• Work instructions: Once the pictures are removed, reproduce what is left of the data below exactly.

[Page and application data records]
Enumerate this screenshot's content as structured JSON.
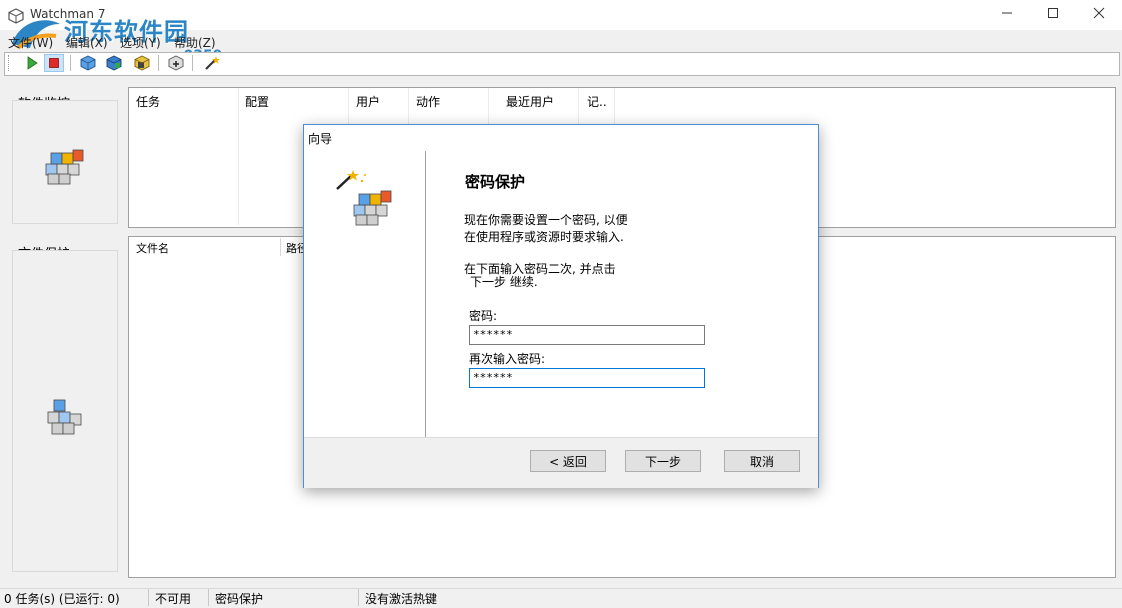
{
  "window": {
    "title": "Watchman 7"
  },
  "watermark": {
    "main": "河东软件园",
    "url": "www.pc0359.cn"
  },
  "menu": {
    "file": "文件(W)",
    "edit": "编辑(X)",
    "options": "选项(Y)",
    "help": "帮助(Z)"
  },
  "toolbar": {
    "icons": [
      "start-icon",
      "stop-icon",
      "cube-blue-icon",
      "cube-multi-icon",
      "cube-lock-icon",
      "add-icon",
      "wizard-wand-icon"
    ]
  },
  "sidebar": {
    "software_monitor": "软件监控",
    "file_protect": "文件保护"
  },
  "task_list": {
    "columns": [
      "任务",
      "配置",
      "用户",
      "动作",
      "最近用户",
      "记.."
    ]
  },
  "file_list": {
    "columns": [
      "文件名",
      "路径"
    ]
  },
  "wizard": {
    "title": "向导",
    "heading": "密码保护",
    "desc_line1": "现在你需要设置一个密码, 以便",
    "desc_line2": "在使用程序或资源时要求输入.",
    "instr_line1": "在下面输入密码二次,  并点击",
    "instr_line2": "下一步  继续.",
    "password_label": "密码:",
    "password_value": "******",
    "confirm_label": "再次输入密码:",
    "confirm_value": "******",
    "back_button": "< 返回",
    "next_button": "下一步",
    "cancel_button": "取消"
  },
  "status": {
    "tasks": "0 任务(s) (已运行: 0)",
    "availability": "不可用",
    "mode": "密码保护",
    "hotkey": "没有激活热键"
  },
  "colors": {
    "accent": "#4c8fcf",
    "watermark": "#2c86c6"
  }
}
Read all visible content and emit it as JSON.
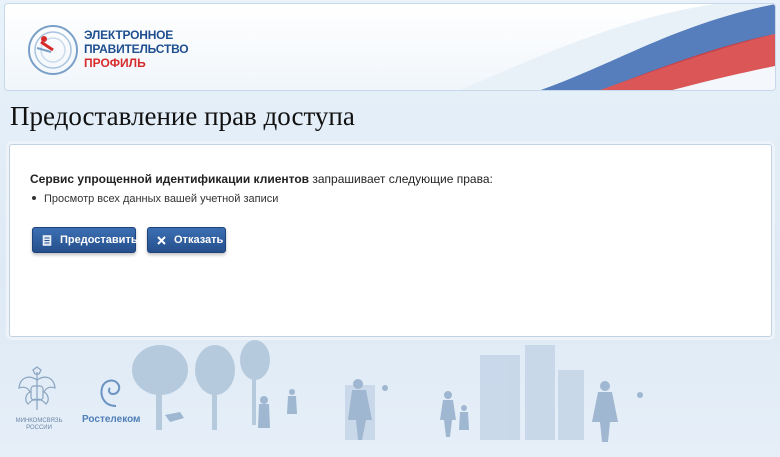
{
  "header": {
    "logo_line1": "ЭЛЕКТРОННОЕ",
    "logo_line2": "ПРАВИТЕЛЬСТВО",
    "logo_line3": "ПРОФИЛЬ"
  },
  "page": {
    "title": "Предоставление прав доступа"
  },
  "request": {
    "service_name": "Сервис упрощенной идентификации клиентов",
    "text": " запрашивает следующие права:",
    "permissions": [
      "Просмотр всех данных вашей учетной записи"
    ]
  },
  "buttons": {
    "grant_label": "Предоставить",
    "deny_label": "Отказать"
  },
  "footer": {
    "ministry_line1": "МИНКОМСВЯЗЬ",
    "ministry_line2": "РОССИИ",
    "partner": "Ростелеком"
  },
  "colors": {
    "brand_blue": "#1f4f8f",
    "brand_red": "#d62c2c",
    "button": "#2f5f9f"
  }
}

• Response to the exercise:
Enumerate this screenshot's content as structured JSON.
{
  "window": {
    "title": "Watchman 7"
  },
  "watermark": {
    "main": "河东软件园",
    "url": "www.pc0359.cn"
  },
  "menu": {
    "file": "文件(W)",
    "edit": "编辑(X)",
    "options": "选项(Y)",
    "help": "帮助(Z)"
  },
  "toolbar": {
    "icons": [
      "start-icon",
      "stop-icon",
      "cube-blue-icon",
      "cube-multi-icon",
      "cube-lock-icon",
      "add-icon",
      "wizard-wand-icon"
    ]
  },
  "sidebar": {
    "software_monitor": "软件监控",
    "file_protect": "文件保护"
  },
  "task_list": {
    "columns": [
      "任务",
      "配置",
      "用户",
      "动作",
      "最近用户",
      "记.."
    ]
  },
  "file_list": {
    "columns": [
      "文件名",
      "路径"
    ]
  },
  "wizard": {
    "title": "向导",
    "heading": "密码保护",
    "desc_line1": "现在你需要设置一个密码, 以便",
    "desc_line2": "在使用程序或资源时要求输入.",
    "instr_line1": "在下面输入密码二次,  并点击",
    "instr_line2": "下一步  继续.",
    "password_label": "密码:",
    "password_value": "******",
    "confirm_label": "再次输入密码:",
    "confirm_value": "******",
    "back_button": "< 返回",
    "next_button": "下一步",
    "cancel_button": "取消"
  },
  "status": {
    "tasks": "0 任务(s) (已运行: 0)",
    "availability": "不可用",
    "mode": "密码保护",
    "hotkey": "没有激活热键"
  },
  "colors": {
    "accent": "#4c8fcf",
    "watermark": "#2c86c6"
  }
}
Read all visible content and emit it as JSON.
{
  "header": {
    "logo_line1": "ЭЛЕКТРОННОЕ",
    "logo_line2": "ПРАВИТЕЛЬСТВО",
    "logo_line3": "ПРОФИЛЬ"
  },
  "page": {
    "title": "Предоставление прав доступа"
  },
  "request": {
    "service_name": "Сервис упрощенной идентификации клиентов",
    "text": " запрашивает следующие права:",
    "permissions": [
      "Просмотр всех данных вашей учетной записи"
    ]
  },
  "buttons": {
    "grant_label": "Предоставить",
    "deny_label": "Отказать"
  },
  "footer": {
    "ministry_line1": "МИНКОМСВЯЗЬ",
    "ministry_line2": "РОССИИ",
    "partner": "Ростелеком"
  },
  "colors": {
    "brand_blue": "#1f4f8f",
    "brand_red": "#d62c2c",
    "button": "#2f5f9f"
  }
}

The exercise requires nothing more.